* From the beginning of next year, foreign-invested economic organizations and foreign expats in Vietnam could use insurance services, including also life insurance and health insurance services, provided by foreign insurers across the border.
It is provided in a draft decree guiding the 2022 Insurance Business Law, which, according to its drafter, the Ministry of Finance (MOF), is formulated in conformity with the country’s commitments to the World Trade Organization.
Noteworthily, the draft has a separate chapter on coordination in management, supervision, inspection and examination of Vietnam-based branches of foreign insurers. Accordingly, the MOF would coordinate with foreign insurance authorities through sharing information on management and supervision of Vietnam-based foreign branches with a view to protecting the lawful rights and interests of all parties in insurance business and ensuring healthy and sustainable development of the country’s insurance market.
The MOF would take the prime responsibility for inspecting and examining the operation of Vietnam-based branches of foreign insurers. In case the insurance authority of the country where a foreign insurer is headquartered wishes to conduct inspection and examination at the latter’s Vietnam-based branch, it would have to notify the MOF of its inspection and examination plans and results.
* Insurance businesses and Vietnam-based branches of foreign insurers would have to publicize the rules, terms and premium rates of insurance products they provide on their websites and express them in an unambiguous and precise language so as to avoid misunderstandings about insurance benefits, according to the MOF’s draft circular guiding the law and decree on insurance business.
Accordingly, terms in insurance contracts would have to explicitly describe insurable interests and subject matters, scope of insurance and insured risks, benefits and obligations of insurance buyers and the insured, liabilities of the insurance business, exclusion of liability, payout modes, and dispute settlement.
Insurance brochures must contain information that help readers clearly understand that the insurance products are provided by insurance businesses other than products of their distribution partners and that the purchase of the insurance products is not a mandatory requirement to perform or enjoy another service of the distribution partners.
In addition, brochures must have a note to remind insurance buyers of the obligations which must be abided by in order to ensure their rights and interests, especially the obligation to pay premiums and declare information. For long-term insurance products, the brochures must state that the conclusion of insurance contracts is a long-term commitment and unilateral termination of insurance contracts might result in the contracts’ cash surrender value being lower than the paid premium amount.
The draft circular says that insurers could take the initiative in determining insurance premiums which must be reasonable and fair to insurance buyers and ensure the financial prudence and solvency of insurance businesses.
The determination of insurance premiums must be based on the age, sex and health status of the insured.
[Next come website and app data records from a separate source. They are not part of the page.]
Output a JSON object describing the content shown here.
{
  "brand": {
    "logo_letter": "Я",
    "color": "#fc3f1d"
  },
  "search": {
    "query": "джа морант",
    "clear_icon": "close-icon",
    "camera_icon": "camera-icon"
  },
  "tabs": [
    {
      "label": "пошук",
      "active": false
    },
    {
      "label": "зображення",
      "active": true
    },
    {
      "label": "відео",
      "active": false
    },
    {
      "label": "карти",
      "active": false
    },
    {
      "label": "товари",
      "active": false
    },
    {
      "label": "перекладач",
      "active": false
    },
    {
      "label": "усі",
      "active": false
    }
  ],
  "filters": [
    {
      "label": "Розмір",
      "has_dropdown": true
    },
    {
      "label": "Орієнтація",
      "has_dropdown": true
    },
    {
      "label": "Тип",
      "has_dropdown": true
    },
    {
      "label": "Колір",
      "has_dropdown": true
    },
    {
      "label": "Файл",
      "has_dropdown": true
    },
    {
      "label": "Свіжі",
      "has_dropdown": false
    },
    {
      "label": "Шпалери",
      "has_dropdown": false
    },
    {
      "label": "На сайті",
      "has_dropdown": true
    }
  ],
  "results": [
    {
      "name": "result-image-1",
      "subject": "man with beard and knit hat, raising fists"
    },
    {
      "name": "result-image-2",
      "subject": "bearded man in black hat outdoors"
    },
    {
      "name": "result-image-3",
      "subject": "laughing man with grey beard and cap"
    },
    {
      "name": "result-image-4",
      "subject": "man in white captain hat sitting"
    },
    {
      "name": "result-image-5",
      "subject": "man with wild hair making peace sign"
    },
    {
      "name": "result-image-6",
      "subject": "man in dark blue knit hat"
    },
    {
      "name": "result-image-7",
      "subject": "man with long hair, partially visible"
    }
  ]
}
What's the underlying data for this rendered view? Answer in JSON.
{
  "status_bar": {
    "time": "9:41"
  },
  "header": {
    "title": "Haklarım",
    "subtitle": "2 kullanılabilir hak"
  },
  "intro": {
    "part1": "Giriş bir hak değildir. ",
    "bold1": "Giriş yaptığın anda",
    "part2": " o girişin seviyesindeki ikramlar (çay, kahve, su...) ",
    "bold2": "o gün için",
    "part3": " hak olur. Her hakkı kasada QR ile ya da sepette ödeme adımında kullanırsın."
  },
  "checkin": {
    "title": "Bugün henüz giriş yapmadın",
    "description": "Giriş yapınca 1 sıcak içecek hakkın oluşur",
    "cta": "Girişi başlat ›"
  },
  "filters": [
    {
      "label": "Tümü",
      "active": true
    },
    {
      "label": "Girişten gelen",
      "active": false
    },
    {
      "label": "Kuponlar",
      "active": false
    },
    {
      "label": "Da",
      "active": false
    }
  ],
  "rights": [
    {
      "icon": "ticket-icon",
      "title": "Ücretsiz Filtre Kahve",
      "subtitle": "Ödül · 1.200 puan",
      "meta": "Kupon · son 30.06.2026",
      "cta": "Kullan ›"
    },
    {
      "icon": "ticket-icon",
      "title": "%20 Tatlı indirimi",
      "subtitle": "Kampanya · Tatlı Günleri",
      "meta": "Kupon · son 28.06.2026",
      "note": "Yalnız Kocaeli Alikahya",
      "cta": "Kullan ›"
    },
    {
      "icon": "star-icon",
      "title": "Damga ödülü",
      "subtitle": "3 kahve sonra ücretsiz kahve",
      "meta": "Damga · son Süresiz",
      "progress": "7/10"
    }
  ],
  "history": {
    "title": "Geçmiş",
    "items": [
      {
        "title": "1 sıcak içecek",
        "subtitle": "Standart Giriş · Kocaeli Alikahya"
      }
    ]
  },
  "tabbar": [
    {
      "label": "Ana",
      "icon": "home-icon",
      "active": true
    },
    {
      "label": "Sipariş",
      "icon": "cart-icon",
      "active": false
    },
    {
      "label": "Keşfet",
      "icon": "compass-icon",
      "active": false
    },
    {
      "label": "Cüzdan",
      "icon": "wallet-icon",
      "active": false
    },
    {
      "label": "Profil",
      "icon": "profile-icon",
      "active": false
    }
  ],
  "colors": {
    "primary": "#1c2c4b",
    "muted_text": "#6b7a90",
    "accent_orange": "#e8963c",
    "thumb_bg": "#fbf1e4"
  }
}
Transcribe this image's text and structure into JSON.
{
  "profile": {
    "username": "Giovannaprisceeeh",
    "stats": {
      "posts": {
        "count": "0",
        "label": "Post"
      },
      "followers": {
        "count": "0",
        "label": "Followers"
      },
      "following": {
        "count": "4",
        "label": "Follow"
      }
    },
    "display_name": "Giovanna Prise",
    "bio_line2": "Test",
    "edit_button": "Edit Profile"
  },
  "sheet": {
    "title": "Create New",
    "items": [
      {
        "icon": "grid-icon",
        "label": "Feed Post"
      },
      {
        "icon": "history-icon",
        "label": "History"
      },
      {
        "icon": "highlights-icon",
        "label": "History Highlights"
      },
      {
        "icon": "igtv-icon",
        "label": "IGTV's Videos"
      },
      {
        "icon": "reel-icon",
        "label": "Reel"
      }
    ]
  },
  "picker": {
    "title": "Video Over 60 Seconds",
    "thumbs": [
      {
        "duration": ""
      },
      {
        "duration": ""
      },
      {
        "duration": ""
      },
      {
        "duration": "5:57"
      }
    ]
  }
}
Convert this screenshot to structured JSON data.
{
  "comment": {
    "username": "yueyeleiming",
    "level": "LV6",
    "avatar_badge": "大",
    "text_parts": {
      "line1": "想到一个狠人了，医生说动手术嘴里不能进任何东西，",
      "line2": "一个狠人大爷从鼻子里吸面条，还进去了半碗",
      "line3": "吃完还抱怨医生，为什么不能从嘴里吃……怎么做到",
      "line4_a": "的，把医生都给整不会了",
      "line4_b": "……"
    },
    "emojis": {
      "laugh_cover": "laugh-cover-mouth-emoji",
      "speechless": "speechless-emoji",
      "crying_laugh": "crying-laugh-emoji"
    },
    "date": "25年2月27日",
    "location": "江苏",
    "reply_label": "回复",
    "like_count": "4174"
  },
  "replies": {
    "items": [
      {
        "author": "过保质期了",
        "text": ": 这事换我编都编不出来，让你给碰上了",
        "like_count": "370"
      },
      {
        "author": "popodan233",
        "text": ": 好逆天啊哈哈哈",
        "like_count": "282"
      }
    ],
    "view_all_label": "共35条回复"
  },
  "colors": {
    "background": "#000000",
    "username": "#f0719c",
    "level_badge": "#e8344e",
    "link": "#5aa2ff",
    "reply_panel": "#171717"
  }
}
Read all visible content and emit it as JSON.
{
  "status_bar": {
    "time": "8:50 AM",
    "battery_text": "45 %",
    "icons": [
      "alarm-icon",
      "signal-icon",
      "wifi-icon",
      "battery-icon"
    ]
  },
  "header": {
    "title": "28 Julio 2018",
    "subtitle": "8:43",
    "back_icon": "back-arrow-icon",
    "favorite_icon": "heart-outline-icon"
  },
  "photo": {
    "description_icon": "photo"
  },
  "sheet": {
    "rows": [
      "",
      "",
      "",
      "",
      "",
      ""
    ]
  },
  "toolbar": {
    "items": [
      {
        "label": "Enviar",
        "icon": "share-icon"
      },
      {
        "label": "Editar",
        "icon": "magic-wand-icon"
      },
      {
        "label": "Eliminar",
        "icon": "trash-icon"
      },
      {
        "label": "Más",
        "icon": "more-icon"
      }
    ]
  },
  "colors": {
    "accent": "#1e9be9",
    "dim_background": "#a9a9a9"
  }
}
If applying a common premium level to a group of customers, insurers would have to clearly provide actuarial principles and methods.
If wishing to reduce insurance premiums based on the scope of customer groups and payouts or upon changes of factors serving as bases for calculation of premiums, insurance businesses would have to register specific cases, principles and bases for reduction of insurance premiums. After being reduced, insurance premiums must not be lower than the net premiums of insurance products.- (VLLF)